I find it hard to actually imagine myself 10 years ago.  Did I feel any better running...probably not.  Did I get less/more injuries...who can say.  If I read what we've written here over the years it seems to be a constant progression of one injury after another with stubbornness being the key to keeping going.  And the range of glitches, injuries, lumps, bumps and bruises is quite extensive, these days I don't even remember when I get an ache if I've had that particular one before...maybe...or was it on the other side? 

I've speculated that there seems to be something in play where the pain of one injury doesn't fully go away until you've got something else to replace it, the knee that ached for three solid weeks leading you to believe you would need reconstructive surgery and NEVERRUNAGAIN suddenly isn't there because the shoulder is playing up...and...let me check...yes, had that before.  Funny that, be interesting to know how it works for other long time endurance people. 

I've also read that those who do long distance, lots of it, get some sort of abnormal response to pain, they get pain, but it has less impact.  That makes some sort of sense, I would suspect that a first time marathoner probably doesn't have more pain than one who has done plenty of the things, but perhaps feels it differently.  I write that with a kind of weird dispassion, acknowledging that marathons hurt (yes they do) but like having a baby, afterwards the pain has no meaning so quick, sign up for the next one.

And relating to the pain topic, what is it with taking some days off and EVERYTHING suddenly falls apart, the joints creak, the muscles ache, the brain says "a marathon, I can't manage 100 meters!".  I have to acknowledge that I'm aware my body is different, for example I can strength train and I seem to lose any benefits really quickly, and I'm stiff in a way I wasn't to before, my speed goes down and down and down and I also 'feel' somehow more fragile for no real good reason.   

But it's not just me changing.  The environment has changed too. A major change is how much information is out there about all sorts of things now.  Writing back at the start of this blog, it was a major effort finding out what you wanted to know, especially relating to things like being a more mature athlete, figuring out were you going to wreck yourself if you didn't listen to the naysayers, or how to fix pesky injuries without drastic intervention.
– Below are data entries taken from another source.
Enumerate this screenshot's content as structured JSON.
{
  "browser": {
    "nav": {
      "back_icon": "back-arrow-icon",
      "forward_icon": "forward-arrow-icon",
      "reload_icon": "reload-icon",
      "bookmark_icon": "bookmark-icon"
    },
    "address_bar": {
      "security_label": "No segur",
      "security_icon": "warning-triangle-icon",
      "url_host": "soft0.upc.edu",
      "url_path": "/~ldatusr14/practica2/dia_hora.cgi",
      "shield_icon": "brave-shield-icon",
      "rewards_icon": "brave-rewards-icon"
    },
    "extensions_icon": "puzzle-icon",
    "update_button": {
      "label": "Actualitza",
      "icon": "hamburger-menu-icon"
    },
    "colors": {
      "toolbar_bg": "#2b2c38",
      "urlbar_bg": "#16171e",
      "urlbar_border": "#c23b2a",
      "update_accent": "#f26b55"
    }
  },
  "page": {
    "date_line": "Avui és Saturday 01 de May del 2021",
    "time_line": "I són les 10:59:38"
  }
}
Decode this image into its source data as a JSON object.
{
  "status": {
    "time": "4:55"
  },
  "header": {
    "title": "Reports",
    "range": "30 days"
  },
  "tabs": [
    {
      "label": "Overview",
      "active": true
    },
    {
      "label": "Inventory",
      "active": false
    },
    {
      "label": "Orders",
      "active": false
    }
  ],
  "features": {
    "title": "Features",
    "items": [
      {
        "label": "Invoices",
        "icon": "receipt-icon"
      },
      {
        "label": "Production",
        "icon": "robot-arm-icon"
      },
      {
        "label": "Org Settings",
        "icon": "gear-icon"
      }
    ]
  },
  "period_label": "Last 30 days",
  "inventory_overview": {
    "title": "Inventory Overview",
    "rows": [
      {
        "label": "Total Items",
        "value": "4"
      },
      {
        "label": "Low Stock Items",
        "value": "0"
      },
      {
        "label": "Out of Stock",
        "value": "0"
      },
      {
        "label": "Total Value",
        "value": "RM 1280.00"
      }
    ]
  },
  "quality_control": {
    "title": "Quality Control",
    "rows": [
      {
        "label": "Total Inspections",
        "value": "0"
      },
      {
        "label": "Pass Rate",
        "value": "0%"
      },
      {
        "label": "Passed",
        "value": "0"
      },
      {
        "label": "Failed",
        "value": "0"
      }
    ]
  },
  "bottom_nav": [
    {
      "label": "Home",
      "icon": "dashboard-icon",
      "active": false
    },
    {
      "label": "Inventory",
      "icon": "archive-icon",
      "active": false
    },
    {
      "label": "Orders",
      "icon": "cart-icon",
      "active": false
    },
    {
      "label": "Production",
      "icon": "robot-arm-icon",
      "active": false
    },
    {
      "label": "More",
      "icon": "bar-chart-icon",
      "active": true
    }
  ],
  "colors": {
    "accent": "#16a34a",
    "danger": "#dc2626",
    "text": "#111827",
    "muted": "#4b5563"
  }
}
Now a google search will go straight to hundreds of good articles on running being good for knees, older people being the fastest growing long distance athlete group, strength training for this injury or that, and rebuttals of the horror stories about the propensity for people to drop dead in events (rare, rare and super rare). 
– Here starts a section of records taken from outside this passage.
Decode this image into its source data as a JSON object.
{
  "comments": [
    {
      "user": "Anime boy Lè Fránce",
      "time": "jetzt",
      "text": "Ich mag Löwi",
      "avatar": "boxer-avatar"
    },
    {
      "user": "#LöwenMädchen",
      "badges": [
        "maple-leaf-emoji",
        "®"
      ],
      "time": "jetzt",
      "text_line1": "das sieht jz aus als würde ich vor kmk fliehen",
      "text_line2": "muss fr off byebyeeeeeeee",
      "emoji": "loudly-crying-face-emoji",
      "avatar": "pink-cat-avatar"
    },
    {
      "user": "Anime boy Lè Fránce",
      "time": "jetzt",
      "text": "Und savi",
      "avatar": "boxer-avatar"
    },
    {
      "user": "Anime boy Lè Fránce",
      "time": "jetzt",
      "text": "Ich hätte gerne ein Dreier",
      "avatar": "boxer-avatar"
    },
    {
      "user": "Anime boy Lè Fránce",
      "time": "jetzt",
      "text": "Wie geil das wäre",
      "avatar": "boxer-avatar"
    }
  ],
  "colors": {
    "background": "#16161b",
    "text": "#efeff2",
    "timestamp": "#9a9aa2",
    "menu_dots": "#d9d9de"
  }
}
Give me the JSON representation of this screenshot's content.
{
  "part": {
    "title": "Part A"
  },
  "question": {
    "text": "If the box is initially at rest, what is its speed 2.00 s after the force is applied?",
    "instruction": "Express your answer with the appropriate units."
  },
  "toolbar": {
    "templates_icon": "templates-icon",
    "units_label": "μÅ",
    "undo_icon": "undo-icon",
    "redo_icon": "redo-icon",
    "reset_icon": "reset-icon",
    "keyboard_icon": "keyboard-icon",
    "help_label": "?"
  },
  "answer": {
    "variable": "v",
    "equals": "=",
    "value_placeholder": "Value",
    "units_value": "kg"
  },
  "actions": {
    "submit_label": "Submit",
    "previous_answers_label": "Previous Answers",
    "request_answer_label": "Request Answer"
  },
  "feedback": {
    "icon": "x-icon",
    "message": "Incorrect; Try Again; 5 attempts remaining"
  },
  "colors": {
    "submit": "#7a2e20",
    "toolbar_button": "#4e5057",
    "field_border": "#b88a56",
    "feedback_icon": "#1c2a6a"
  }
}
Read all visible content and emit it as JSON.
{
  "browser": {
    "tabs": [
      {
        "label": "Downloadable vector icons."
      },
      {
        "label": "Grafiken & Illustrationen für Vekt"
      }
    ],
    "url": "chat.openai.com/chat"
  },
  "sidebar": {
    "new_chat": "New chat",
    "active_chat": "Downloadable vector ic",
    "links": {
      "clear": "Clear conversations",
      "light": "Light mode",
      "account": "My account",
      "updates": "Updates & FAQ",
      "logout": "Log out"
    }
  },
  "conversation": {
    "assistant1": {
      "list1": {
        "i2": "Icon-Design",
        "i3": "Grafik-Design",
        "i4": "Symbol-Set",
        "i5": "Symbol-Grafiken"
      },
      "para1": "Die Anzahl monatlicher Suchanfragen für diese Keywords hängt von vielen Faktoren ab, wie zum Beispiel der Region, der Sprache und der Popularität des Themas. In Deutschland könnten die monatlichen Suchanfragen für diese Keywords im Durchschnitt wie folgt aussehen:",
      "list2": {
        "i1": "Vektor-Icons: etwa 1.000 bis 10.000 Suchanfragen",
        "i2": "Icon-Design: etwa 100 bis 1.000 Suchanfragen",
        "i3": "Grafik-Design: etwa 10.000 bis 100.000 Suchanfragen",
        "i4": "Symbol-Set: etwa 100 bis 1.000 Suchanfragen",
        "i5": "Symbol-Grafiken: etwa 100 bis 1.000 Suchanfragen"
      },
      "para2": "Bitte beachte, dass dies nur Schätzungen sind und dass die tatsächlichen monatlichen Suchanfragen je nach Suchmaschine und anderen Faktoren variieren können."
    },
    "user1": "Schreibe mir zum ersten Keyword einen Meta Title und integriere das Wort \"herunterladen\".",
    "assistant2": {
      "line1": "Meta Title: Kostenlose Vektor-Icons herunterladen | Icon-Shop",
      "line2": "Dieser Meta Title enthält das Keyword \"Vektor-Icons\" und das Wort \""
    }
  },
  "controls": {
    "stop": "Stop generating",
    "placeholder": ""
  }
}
Another thing that has changed is how used we have gotten to tech, we have motivation in a gadget.  My Nike band thingy with the foot pod that counted steps and I could plug it into my pc to upload and that was all it did?   The first GPS that I adored but it was kind-of a pain now that I look back.  Now the glorious Garmin will tell me what altitude I'm at, my heart rate in coloured graphs as it happens without pesky chest straps, and flags that one of the kids has sent a skype message saying where's breakfast.
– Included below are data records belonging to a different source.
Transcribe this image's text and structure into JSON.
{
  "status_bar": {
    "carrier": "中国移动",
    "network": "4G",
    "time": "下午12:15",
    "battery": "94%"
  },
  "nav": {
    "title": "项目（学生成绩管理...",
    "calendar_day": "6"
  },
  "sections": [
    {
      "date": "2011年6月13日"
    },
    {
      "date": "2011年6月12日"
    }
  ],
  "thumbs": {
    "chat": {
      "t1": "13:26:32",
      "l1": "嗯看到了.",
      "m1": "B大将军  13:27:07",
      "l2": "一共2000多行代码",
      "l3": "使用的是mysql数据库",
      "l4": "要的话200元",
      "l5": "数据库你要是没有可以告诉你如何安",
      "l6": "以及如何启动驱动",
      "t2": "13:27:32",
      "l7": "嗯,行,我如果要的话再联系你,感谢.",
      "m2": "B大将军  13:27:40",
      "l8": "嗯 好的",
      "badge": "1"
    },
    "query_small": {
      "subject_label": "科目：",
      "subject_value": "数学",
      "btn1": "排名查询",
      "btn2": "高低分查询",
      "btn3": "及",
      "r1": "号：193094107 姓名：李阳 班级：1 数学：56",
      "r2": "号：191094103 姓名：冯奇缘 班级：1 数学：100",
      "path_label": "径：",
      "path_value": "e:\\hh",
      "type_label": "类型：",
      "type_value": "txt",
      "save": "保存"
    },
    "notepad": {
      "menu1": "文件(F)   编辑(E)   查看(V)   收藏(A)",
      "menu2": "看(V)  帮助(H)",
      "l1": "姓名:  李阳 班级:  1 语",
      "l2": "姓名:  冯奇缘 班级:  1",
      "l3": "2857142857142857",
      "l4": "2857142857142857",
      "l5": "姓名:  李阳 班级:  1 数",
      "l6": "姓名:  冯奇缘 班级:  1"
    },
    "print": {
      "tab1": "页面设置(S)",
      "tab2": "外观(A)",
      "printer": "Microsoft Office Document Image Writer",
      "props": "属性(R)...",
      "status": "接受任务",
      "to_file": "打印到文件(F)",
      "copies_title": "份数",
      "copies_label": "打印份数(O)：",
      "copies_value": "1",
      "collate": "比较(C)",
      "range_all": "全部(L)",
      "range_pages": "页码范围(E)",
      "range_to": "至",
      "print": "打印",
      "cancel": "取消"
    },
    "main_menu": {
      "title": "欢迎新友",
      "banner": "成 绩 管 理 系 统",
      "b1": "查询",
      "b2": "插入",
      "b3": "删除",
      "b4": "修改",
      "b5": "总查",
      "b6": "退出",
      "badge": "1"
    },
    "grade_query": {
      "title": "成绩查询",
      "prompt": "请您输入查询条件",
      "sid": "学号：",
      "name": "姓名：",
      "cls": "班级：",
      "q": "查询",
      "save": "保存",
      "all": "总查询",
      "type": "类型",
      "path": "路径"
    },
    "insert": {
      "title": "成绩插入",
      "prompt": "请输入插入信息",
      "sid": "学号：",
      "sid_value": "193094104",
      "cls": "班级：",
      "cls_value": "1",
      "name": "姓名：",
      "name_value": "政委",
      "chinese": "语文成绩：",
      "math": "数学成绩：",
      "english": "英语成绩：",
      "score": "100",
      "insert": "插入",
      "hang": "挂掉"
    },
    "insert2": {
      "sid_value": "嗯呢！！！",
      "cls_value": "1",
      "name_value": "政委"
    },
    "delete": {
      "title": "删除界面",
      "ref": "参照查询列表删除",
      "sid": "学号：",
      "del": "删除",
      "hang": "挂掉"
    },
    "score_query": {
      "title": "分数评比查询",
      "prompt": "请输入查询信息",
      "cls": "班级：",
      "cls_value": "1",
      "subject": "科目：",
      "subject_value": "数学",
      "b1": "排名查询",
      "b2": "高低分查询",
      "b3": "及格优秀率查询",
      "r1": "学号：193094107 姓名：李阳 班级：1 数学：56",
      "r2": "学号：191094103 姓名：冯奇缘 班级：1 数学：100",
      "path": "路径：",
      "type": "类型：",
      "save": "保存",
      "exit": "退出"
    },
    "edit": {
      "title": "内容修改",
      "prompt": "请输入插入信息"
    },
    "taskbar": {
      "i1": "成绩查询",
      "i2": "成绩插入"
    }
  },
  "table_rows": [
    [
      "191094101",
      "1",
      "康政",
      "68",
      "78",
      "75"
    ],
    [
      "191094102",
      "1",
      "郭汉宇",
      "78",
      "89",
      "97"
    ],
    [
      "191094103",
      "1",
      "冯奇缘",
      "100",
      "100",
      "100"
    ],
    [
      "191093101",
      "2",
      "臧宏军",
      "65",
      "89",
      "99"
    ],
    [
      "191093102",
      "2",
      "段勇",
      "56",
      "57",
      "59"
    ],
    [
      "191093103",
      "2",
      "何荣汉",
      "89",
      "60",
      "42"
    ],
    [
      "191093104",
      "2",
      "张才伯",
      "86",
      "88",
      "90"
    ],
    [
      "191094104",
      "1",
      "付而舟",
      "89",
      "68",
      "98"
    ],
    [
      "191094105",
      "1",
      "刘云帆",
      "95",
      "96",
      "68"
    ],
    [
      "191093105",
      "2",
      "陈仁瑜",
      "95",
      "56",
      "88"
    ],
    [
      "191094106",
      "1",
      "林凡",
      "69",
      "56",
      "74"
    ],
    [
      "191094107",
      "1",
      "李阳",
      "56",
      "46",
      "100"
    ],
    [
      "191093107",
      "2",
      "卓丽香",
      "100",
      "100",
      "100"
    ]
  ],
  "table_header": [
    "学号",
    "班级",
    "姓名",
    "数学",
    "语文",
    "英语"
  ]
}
And then not different...fundamentally training it still takes effort.  You can put on the specially designed technical fabric sports gear but the effort is in walking out the door when you feel like the Michelin tyre woman.  It takes effort to put one specially prescribed advanced cushioning and support shoe in front of another.  It takes effort to get through that first half hour till you feel like your body remembers how to run (yes, the first few km still LIE to you).  It takes effort to decide what aches and pains and grumbles to ignore and what to take seriously before you start enjoying yourself. 

Most especially not-different though is getting past that half hour and the fun kicks in.  Running in the hills with younger daughter, new lambs all around in the sunshine on Sunday comes to mind.  And ahhh...coming home after a satisfying effort exploring a beautiful place, food never tastes better than when earned, and best of all, being in my 50's and still able to see what is on the other side of a mountain, or explore somewhere new with the teens without even thinking about it.

Wonder what the 60's will be like?